Take it from the editors, sleep is important.
If you don’t want to take it from us, there are literally hundreds of articles and research studies on the subject. Though their recommendations usually differ, they all proclaim the same message: Sleep. Is. Absolutely. Necessary.
College students are well known as a lucrative market for products that combat the ever-present tired feeling. There are energy drinks, caffeinated chocolate bars, caffeinated soap and coffee shops on nearly every corner. Students who do not drink coffee are met with stares of shock and disbelief.
In 2014 Business Insider ran an article answering the question, “How much sleep do you really need?” According to this particular article, “studies have shown that sleep deprivation impairs our ability to effectively make decisions, solve problems, effectively communicate and adapt to new situations.”
According to Ying-Hui Fu, a human geneticist at the University of California-San Francisco, 90 percent of the population needs seven to nine hours of sleep per night.
Health problems such as obesity, learning and memory problems, a weakened immune system and lowered metabolism have all been linked to lack of sleep.
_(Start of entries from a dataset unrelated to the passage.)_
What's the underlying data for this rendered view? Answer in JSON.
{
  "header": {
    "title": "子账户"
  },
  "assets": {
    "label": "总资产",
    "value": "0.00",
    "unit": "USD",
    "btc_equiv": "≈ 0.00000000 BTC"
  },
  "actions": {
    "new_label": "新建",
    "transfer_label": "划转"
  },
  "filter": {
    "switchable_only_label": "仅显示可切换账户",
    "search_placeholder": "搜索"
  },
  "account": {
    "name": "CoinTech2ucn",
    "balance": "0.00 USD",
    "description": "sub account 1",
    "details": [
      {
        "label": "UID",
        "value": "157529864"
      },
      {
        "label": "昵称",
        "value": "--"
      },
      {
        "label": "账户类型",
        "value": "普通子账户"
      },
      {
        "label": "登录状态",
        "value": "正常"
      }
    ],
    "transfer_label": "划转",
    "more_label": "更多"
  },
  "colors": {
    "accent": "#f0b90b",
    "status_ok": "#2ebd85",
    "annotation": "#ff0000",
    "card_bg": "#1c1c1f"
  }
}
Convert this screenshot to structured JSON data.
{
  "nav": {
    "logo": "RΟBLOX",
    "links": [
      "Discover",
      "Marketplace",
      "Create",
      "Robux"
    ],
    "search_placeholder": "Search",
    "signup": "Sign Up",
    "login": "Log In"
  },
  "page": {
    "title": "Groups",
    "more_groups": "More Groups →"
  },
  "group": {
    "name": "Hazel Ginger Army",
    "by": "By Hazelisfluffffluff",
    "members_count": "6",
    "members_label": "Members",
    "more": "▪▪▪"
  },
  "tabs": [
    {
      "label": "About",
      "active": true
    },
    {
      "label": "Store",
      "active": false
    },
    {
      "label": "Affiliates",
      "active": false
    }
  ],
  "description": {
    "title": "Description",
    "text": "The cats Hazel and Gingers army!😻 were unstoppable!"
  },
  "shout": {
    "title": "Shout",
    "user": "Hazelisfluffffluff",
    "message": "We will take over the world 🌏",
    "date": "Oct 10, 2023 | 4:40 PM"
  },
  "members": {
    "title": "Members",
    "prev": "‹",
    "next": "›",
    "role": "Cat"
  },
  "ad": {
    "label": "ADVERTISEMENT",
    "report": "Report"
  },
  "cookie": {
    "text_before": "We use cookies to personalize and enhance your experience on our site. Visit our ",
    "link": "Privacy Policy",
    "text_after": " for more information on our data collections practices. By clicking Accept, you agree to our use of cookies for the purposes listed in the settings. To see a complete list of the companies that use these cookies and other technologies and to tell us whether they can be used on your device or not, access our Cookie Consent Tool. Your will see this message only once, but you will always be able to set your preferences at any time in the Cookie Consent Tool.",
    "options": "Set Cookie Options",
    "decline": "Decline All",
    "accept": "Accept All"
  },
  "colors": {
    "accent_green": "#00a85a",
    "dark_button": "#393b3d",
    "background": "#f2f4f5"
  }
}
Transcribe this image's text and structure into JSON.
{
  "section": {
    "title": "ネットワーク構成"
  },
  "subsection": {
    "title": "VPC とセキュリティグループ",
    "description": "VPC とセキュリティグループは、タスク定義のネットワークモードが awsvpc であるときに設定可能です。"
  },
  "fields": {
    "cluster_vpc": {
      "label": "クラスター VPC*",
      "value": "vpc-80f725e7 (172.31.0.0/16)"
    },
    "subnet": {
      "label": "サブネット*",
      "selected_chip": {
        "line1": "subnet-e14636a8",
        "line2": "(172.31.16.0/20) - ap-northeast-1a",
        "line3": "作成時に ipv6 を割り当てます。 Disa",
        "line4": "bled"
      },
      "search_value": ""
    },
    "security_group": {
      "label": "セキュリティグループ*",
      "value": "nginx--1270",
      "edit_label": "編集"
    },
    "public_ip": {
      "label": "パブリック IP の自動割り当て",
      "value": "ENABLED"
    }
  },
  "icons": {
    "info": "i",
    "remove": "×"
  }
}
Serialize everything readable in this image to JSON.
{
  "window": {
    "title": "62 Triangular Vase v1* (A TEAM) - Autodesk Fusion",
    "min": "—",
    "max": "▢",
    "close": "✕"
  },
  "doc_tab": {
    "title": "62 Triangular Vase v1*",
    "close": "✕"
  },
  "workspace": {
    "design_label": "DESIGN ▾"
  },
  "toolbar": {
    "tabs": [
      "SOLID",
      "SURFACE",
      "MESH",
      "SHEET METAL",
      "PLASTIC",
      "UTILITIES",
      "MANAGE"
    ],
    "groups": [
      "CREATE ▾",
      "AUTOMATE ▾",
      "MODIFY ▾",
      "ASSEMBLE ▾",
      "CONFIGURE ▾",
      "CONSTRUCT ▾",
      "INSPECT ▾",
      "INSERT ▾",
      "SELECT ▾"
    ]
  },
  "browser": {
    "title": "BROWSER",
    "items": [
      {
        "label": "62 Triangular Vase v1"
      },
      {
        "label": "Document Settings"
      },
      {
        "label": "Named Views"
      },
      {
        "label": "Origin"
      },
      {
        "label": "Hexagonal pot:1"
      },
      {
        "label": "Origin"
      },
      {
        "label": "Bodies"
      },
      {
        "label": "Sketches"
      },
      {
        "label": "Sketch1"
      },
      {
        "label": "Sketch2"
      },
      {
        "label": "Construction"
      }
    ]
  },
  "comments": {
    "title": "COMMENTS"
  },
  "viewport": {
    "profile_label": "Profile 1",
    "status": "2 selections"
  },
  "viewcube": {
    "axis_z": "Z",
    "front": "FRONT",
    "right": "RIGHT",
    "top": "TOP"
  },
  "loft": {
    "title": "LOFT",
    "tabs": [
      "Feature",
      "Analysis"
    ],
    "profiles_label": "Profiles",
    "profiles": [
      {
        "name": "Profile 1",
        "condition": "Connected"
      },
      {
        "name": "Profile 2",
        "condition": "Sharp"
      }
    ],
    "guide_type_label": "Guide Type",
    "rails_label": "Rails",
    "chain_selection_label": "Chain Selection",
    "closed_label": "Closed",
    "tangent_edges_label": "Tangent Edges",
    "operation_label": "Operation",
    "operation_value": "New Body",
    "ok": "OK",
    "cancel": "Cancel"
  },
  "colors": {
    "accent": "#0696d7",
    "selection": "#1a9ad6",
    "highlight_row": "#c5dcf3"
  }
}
“Sleep deprivation is one of the most expensive problems for the world right now,” Fu said.
Today’s culture—especially that of our generation—has learned to associate getting little rest with high status.
If you do not have time for sleep, you must be important. And if you do go to bed early, you’re somehow boring or old. Energy drinks are hardcore, and a venti Starbucks latte is an impressive, hard-earned badge of honor.
It’s easy to believe idea that being too busy for sleep is a good thing. In fact, that idea is addressed in the Freshman Seminar textbook Crazy Busy.
The author, Kevin De-Young, suggests that we try to do too many things out of pride. We feel we must prove ourselves, please others or get pats on the back for accomplishing so much.
The truth is these beliefs are false. Sleep is not for the lazy—sleep is for the wise.
Because of curfew, lights-out and the Internet cutting after hours, our student body has a better chance at getting the recommended amount of sleep than the average college student. Even so, nine hours is usually not possible, but it may be worth a try.
The Collegian staff urges the student body to evaluate their sleeping habits.
If you are not sleeping much, why is that the case? Is it truly because you don’t need the sleep or because of people-pleasing tendencies and poor planning?
Try heading to bed before lights-out for a week and see if your mood and learning improves. You’ll feel better, you won’t need as much coffee, and you might even save a few Bruins’ Bucks.